Columbus, OHIO (August 10, 2010) – It took three attempts for corporate lawyer Nancy Brown to fully retire, but retirement has not stopped her from keeping a hand in the legal profession as a volunteer.
“It was very important to me to find new outlets that would be intellectually challenging,” Brown says about her involvement in the legal field as a retired lawyer. “I had spent my whole career in corporate law. Between work and family, I had little time to give back to the community, but now I have an opportunity to correct that imbalance.”
Brown received her law degree from The Ohio State University Moritz College of Law and spent almost 30 years as in-house counsel for Borden, Inc. Brown says she enjoyed the diversity of legal challenges presented by working for a large corporation, and still manages to maintain a level of diversity in retirement.

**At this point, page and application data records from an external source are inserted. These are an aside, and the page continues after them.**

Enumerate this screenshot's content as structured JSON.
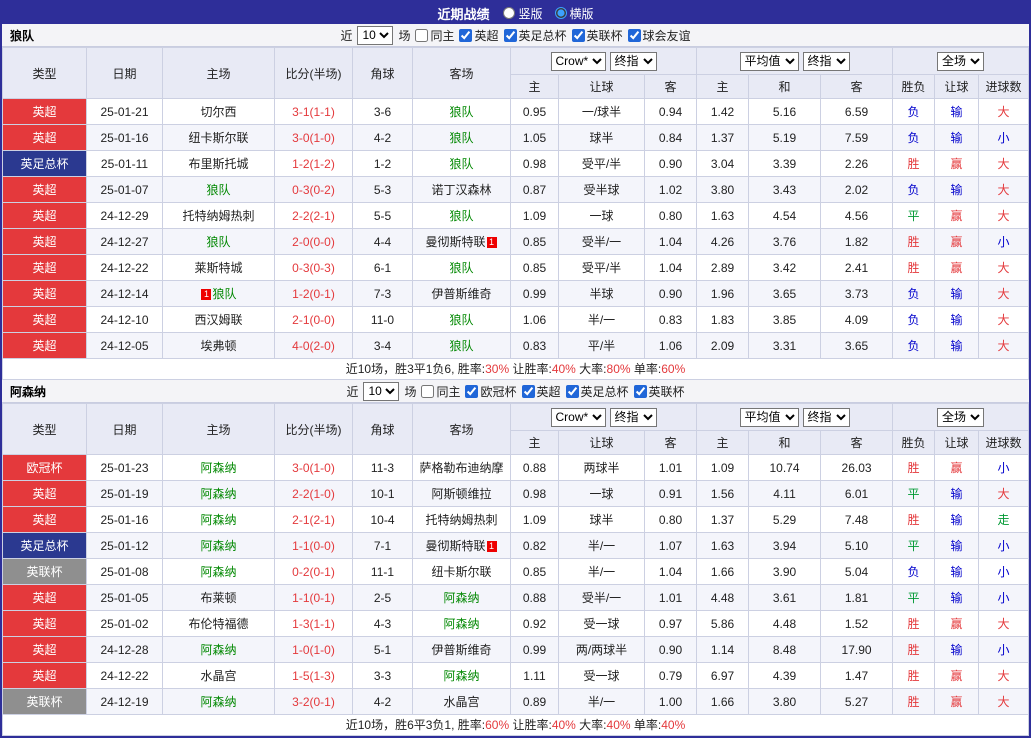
{
  "topbar": {
    "title": "近期战绩",
    "radios": [
      {
        "label": "竖版",
        "selected": false
      },
      {
        "label": "横版",
        "selected": true
      }
    ]
  },
  "colors": {
    "bar": "#2e2e99",
    "subject_team": "#008800",
    "score": "#e4393c",
    "league": {
      "epl": "#e4393c",
      "facup": "#2b3990",
      "eflcup": "#8f8f8f",
      "ucl": "#e4393c"
    },
    "result": {
      "win": "#e4393c",
      "draw": "#009933",
      "lose": "#0000cc",
      "plain": "#222222"
    }
  },
  "filter_labels": {
    "near": "近",
    "games": "场",
    "same_home": "同主"
  },
  "table_header": {
    "type": "类型",
    "date": "日期",
    "home": "主场",
    "score": "比分(半场)",
    "corner": "角球",
    "away": "客场",
    "bookmaker_select": "Crow*",
    "final_select": "终指",
    "average_select": "平均值",
    "fullmatch_select": "全场",
    "sub": [
      "主",
      "让球",
      "客",
      "主",
      "和",
      "客",
      "胜负",
      "让球",
      "进球数"
    ]
  },
  "sections": [
    {
      "team": "狼队",
      "count": "10",
      "same_home_checked": false,
      "leagues": [
        {
          "label": "英超",
          "checked": true
        },
        {
          "label": "英足总杯",
          "checked": true
        },
        {
          "label": "英联杯",
          "checked": true
        },
        {
          "label": "球会友谊",
          "checked": true
        }
      ],
      "rows": [
        {
          "lg": "英超",
          "lk": "epl",
          "date": "25-01-21",
          "home": {
            "n": "切尔西"
          },
          "score": "3-1(1-1)",
          "corner": "3-6",
          "away": {
            "n": "狼队",
            "s": 1
          },
          "asian": [
            "0.95",
            "一/球半",
            "0.94"
          ],
          "euro": [
            "1.42",
            "5.16",
            "6.59"
          ],
          "res": [
            [
              "负",
              "lose"
            ],
            [
              "输",
              "lose"
            ],
            [
              "大",
              "win"
            ]
          ]
        },
        {
          "lg": "英超",
          "lk": "epl",
          "date": "25-01-16",
          "home": {
            "n": "纽卡斯尔联"
          },
          "score": "3-0(1-0)",
          "corner": "4-2",
          "away": {
            "n": "狼队",
            "s": 1
          },
          "asian": [
            "1.05",
            "球半",
            "0.84"
          ],
          "euro": [
            "1.37",
            "5.19",
            "7.59"
          ],
          "res": [
            [
              "负",
              "lose"
            ],
            [
              "输",
              "lose"
            ],
            [
              "小",
              "lose"
            ]
          ]
        },
        {
          "lg": "英足总杯",
          "lk": "facup",
          "date": "25-01-11",
          "home": {
            "n": "布里斯托城"
          },
          "score": "1-2(1-2)",
          "corner": "1-2",
          "away": {
            "n": "狼队",
            "s": 1
          },
          "asian": [
            "0.98",
            "受平/半",
            "0.90"
          ],
          "euro": [
            "3.04",
            "3.39",
            "2.26"
          ],
          "res": [
            [
              "胜",
              "win"
            ],
            [
              "赢",
              "win"
            ],
            [
              "大",
              "win"
            ]
          ]
        },
        {
          "lg": "英超",
          "lk": "epl",
          "date": "25-01-07",
          "home": {
            "n": "狼队",
            "s": 1
          },
          "score": "0-3(0-2)",
          "corner": "5-3",
          "away": {
            "n": "诺丁汉森林"
          },
          "asian": [
            "0.87",
            "受半球",
            "1.02"
          ],
          "euro": [
            "3.80",
            "3.43",
            "2.02"
          ],
          "res": [
            [
              "负",
              "lose"
            ],
            [
              "输",
              "lose"
            ],
            [
              "大",
              "win"
            ]
          ]
        },
        {
          "lg": "英超",
          "lk": "epl",
          "date": "24-12-29",
          "home": {
            "n": "托特纳姆热刺"
          },
          "score": "2-2(2-1)",
          "corner": "5-5",
          "away": {
            "n": "狼队",
            "s": 1
          },
          "asian": [
            "1.09",
            "一球",
            "0.80"
          ],
          "euro": [
            "1.63",
            "4.54",
            "4.56"
          ],
          "res": [
            [
              "平",
              "draw"
            ],
            [
              "赢",
              "win"
            ],
            [
              "大",
              "win"
            ]
          ]
        },
        {
          "lg": "英超",
          "lk": "epl",
          "date": "24-12-27",
          "home": {
            "n": "狼队",
            "s": 1
          },
          "score": "2-0(0-0)",
          "corner": "4-4",
          "away": {
            "n": "曼彻斯特联",
            "b": "1",
            "bp": "after"
          },
          "asian": [
            "0.85",
            "受半/一",
            "1.04"
          ],
          "euro": [
            "4.26",
            "3.76",
            "1.82"
          ],
          "res": [
            [
              "胜",
              "win"
            ],
            [
              "赢",
              "win"
            ],
            [
              "小",
              "lose"
            ]
          ]
        },
        {
          "lg": "英超",
          "lk": "epl",
          "date": "24-12-22",
          "home": {
            "n": "莱斯特城"
          },
          "score": "0-3(0-3)",
          "corner": "6-1",
          "away": {
            "n": "狼队",
            "s": 1
          },
          "asian": [
            "0.85",
            "受平/半",
            "1.04"
          ],
          "euro": [
            "2.89",
            "3.42",
            "2.41"
          ],
          "res": [
            [
              "胜",
              "win"
            ],
            [
              "赢",
              "win"
            ],
            [
              "大",
              "win"
            ]
          ]
        },
        {
          "lg": "英超",
          "lk": "epl",
          "date": "24-12-14",
          "home": {
            "n": "狼队",
            "s": 1,
            "b": "1",
            "bp": "before"
          },
          "score": "1-2(0-1)",
          "corner": "7-3",
          "away": {
            "n": "伊普斯维奇"
          },
          "asian": [
            "0.99",
            "半球",
            "0.90"
          ],
          "euro": [
            "1.96",
            "3.65",
            "3.73"
          ],
          "res": [
            [
              "负",
              "lose"
            ],
            [
              "输",
              "lose"
            ],
            [
              "大",
              "win"
            ]
          ]
        },
        {
          "lg": "英超",
          "lk": "epl",
          "date": "24-12-10",
          "home": {
            "n": "西汉姆联"
          },
          "score": "2-1(0-0)",
          "corner": "11-0",
          "away": {
            "n": "狼队",
            "s": 1
          },
          "asian": [
            "1.06",
            "半/一",
            "0.83"
          ],
          "euro": [
            "1.83",
            "3.85",
            "4.09"
          ],
          "res": [
            [
              "负",
              "lose"
            ],
            [
              "输",
              "lose"
            ],
            [
              "大",
              "win"
            ]
          ]
        },
        {
          "lg": "英超",
          "lk": "epl",
          "date": "24-12-05",
          "home": {
            "n": "埃弗顿"
          },
          "score": "4-0(2-0)",
          "corner": "3-4",
          "away": {
            "n": "狼队",
            "s": 1
          },
          "asian": [
            "0.83",
            "平/半",
            "1.06"
          ],
          "euro": [
            "2.09",
            "3.31",
            "3.65"
          ],
          "res": [
            [
              "负",
              "lose"
            ],
            [
              "输",
              "lose"
            ],
            [
              "大",
              "win"
            ]
          ]
        }
      ],
      "summary": [
        {
          "t": "近10场，胜3平1负6, 胜率:",
          "k": "plain"
        },
        {
          "t": "30%",
          "k": "win"
        },
        {
          "t": " 让胜率:",
          "k": "plain"
        },
        {
          "t": "40%",
          "k": "win"
        },
        {
          "t": " 大率:",
          "k": "plain"
        },
        {
          "t": "80%",
          "k": "win"
        },
        {
          "t": " 单率:",
          "k": "plain"
        },
        {
          "t": "60%",
          "k": "win"
        }
      ]
    },
    {
      "team": "阿森纳",
      "count": "10",
      "same_home_checked": false,
      "leagues": [
        {
          "label": "欧冠杯",
          "checked": true
        },
        {
          "label": "英超",
          "checked": true
        },
        {
          "label": "英足总杯",
          "checked": true
        },
        {
          "label": "英联杯",
          "checked": true
        }
      ],
      "rows": [
        {
          "lg": "欧冠杯",
          "lk": "ucl",
          "date": "25-01-23",
          "home": {
            "n": "阿森纳",
            "s": 1
          },
          "score": "3-0(1-0)",
          "corner": "11-3",
          "away": {
            "n": "萨格勒布迪纳摩"
          },
          "asian": [
            "0.88",
            "两球半",
            "1.01"
          ],
          "euro": [
            "1.09",
            "10.74",
            "26.03"
          ],
          "res": [
            [
              "胜",
              "win"
            ],
            [
              "赢",
              "win"
            ],
            [
              "小",
              "lose"
            ]
          ]
        },
        {
          "lg": "英超",
          "lk": "epl",
          "date": "25-01-19",
          "home": {
            "n": "阿森纳",
            "s": 1
          },
          "score": "2-2(1-0)",
          "corner": "10-1",
          "away": {
            "n": "阿斯顿维拉"
          },
          "asian": [
            "0.98",
            "一球",
            "0.91"
          ],
          "euro": [
            "1.56",
            "4.11",
            "6.01"
          ],
          "res": [
            [
              "平",
              "draw"
            ],
            [
              "输",
              "lose"
            ],
            [
              "大",
              "win"
            ]
          ]
        },
        {
          "lg": "英超",
          "lk": "epl",
          "date": "25-01-16",
          "home": {
            "n": "阿森纳",
            "s": 1
          },
          "score": "2-1(2-1)",
          "corner": "10-4",
          "away": {
            "n": "托特纳姆热刺"
          },
          "asian": [
            "1.09",
            "球半",
            "0.80"
          ],
          "euro": [
            "1.37",
            "5.29",
            "7.48"
          ],
          "res": [
            [
              "胜",
              "win"
            ],
            [
              "输",
              "lose"
            ],
            [
              "走",
              "draw"
            ]
          ]
        },
        {
          "lg": "英足总杯",
          "lk": "facup",
          "date": "25-01-12",
          "home": {
            "n": "阿森纳",
            "s": 1
          },
          "score": "1-1(0-0)",
          "corner": "7-1",
          "away": {
            "n": "曼彻斯特联",
            "b": "1",
            "bp": "after"
          },
          "asian": [
            "0.82",
            "半/一",
            "1.07"
          ],
          "euro": [
            "1.63",
            "3.94",
            "5.10"
          ],
          "res": [
            [
              "平",
              "draw"
            ],
            [
              "输",
              "lose"
            ],
            [
              "小",
              "lose"
            ]
          ]
        },
        {
          "lg": "英联杯",
          "lk": "eflcup",
          "date": "25-01-08",
          "home": {
            "n": "阿森纳",
            "s": 1
          },
          "score": "0-2(0-1)",
          "corner": "11-1",
          "away": {
            "n": "纽卡斯尔联"
          },
          "asian": [
            "0.85",
            "半/一",
            "1.04"
          ],
          "euro": [
            "1.66",
            "3.90",
            "5.04"
          ],
          "res": [
            [
              "负",
              "lose"
            ],
            [
              "输",
              "lose"
            ],
            [
              "小",
              "lose"
            ]
          ]
        },
        {
          "lg": "英超",
          "lk": "epl",
          "date": "25-01-05",
          "home": {
            "n": "布莱顿"
          },
          "score": "1-1(0-1)",
          "corner": "2-5",
          "away": {
            "n": "阿森纳",
            "s": 1
          },
          "asian": [
            "0.88",
            "受半/一",
            "1.01"
          ],
          "euro": [
            "4.48",
            "3.61",
            "1.81"
          ],
          "res": [
            [
              "平",
              "draw"
            ],
            [
              "输",
              "lose"
            ],
            [
              "小",
              "lose"
            ]
          ]
        },
        {
          "lg": "英超",
          "lk": "epl",
          "date": "25-01-02",
          "home": {
            "n": "布伦特福德"
          },
          "score": "1-3(1-1)",
          "corner": "4-3",
          "away": {
            "n": "阿森纳",
            "s": 1
          },
          "asian": [
            "0.92",
            "受一球",
            "0.97"
          ],
          "euro": [
            "5.86",
            "4.48",
            "1.52"
          ],
          "res": [
            [
              "胜",
              "win"
            ],
            [
              "赢",
              "win"
            ],
            [
              "大",
              "win"
            ]
          ]
        },
        {
          "lg": "英超",
          "lk": "epl",
          "date": "24-12-28",
          "home": {
            "n": "阿森纳",
            "s": 1
          },
          "score": "1-0(1-0)",
          "corner": "5-1",
          "away": {
            "n": "伊普斯维奇"
          },
          "asian": [
            "0.99",
            "两/两球半",
            "0.90"
          ],
          "euro": [
            "1.14",
            "8.48",
            "17.90"
          ],
          "res": [
            [
              "胜",
              "win"
            ],
            [
              "输",
              "lose"
            ],
            [
              "小",
              "lose"
            ]
          ]
        },
        {
          "lg": "英超",
          "lk": "epl",
          "date": "24-12-22",
          "home": {
            "n": "水晶宫"
          },
          "score": "1-5(1-3)",
          "corner": "3-3",
          "away": {
            "n": "阿森纳",
            "s": 1
          },
          "asian": [
            "1.11",
            "受一球",
            "0.79"
          ],
          "euro": [
            "6.97",
            "4.39",
            "1.47"
          ],
          "res": [
            [
              "胜",
              "win"
            ],
            [
              "赢",
              "win"
            ],
            [
              "大",
              "win"
            ]
          ]
        },
        {
          "lg": "英联杯",
          "lk": "eflcup",
          "date": "24-12-19",
          "home": {
            "n": "阿森纳",
            "s": 1
          },
          "score": "3-2(0-1)",
          "corner": "4-2",
          "away": {
            "n": "水晶宫"
          },
          "asian": [
            "0.89",
            "半/一",
            "1.00"
          ],
          "euro": [
            "1.66",
            "3.80",
            "5.27"
          ],
          "res": [
            [
              "胜",
              "win"
            ],
            [
              "赢",
              "win"
            ],
            [
              "大",
              "win"
            ]
          ]
        }
      ],
      "summary": [
        {
          "t": "近10场，胜6平3负1, 胜率:",
          "k": "plain"
        },
        {
          "t": "60%",
          "k": "win"
        },
        {
          "t": " 让胜率:",
          "k": "plain"
        },
        {
          "t": "40%",
          "k": "win"
        },
        {
          "t": " 大率:",
          "k": "plain"
        },
        {
          "t": "40%",
          "k": "win"
        },
        {
          "t": " 单率:",
          "k": "plain"
        },
        {
          "t": "40%",
          "k": "win"
        }
      ]
    }
  ]
}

An active member of the Ohio State Bar Association (OSBA), Brown is a member of the Dispute Resolution Committee. She also serves on the board of the American Civil Liberties Union of Ohio, as a volunteer guardian-ad-litem with Court Appointed Special Advocates (CASA) and as a home foreclosure mediator through Ohio’s “Save the Dream” project.
As a board member and chair of the Advocacy Committee for the League of Women Voters of Ohio (LWVO), Brown has been involved in judicial reform efforts that are currently being explored in conjunction with the OSBA. “Since the U.S. Supreme Court struck down prohibitions on electioneering communications by corporations and unions,” says Brown, “it becomes even more important that we move to a system that eliminates or greatly reduces the role of money in selecting our Supreme Court judges.”
Brown believes an excellent way for lawyers to stay involved after retirement is through networking with other newly retired lawyers. She attributes her involvement with CASA to meeting an emeritus attorney passionate about the program. "I’m grateful for the network of other newly retired lawyers who helped to guide me,” Brown said. “I may have retired from my legal practice, but I didn’t retire from the profession.”
The Ohio State Bar Association, founded in 1880, is a voluntary association representing approximately 25,000 members of the bench and bar of Ohio as well as nearly 4,000 legal assistants and law students. Through its activities and the activities of its related organizations, the OSBA serves both its members and the public by promoting the highest standards in the practice of law and the administration of justice. The OSBA CLE department has served Ohio’s legal professionals for more than 40 years and provides a full-service curriculum.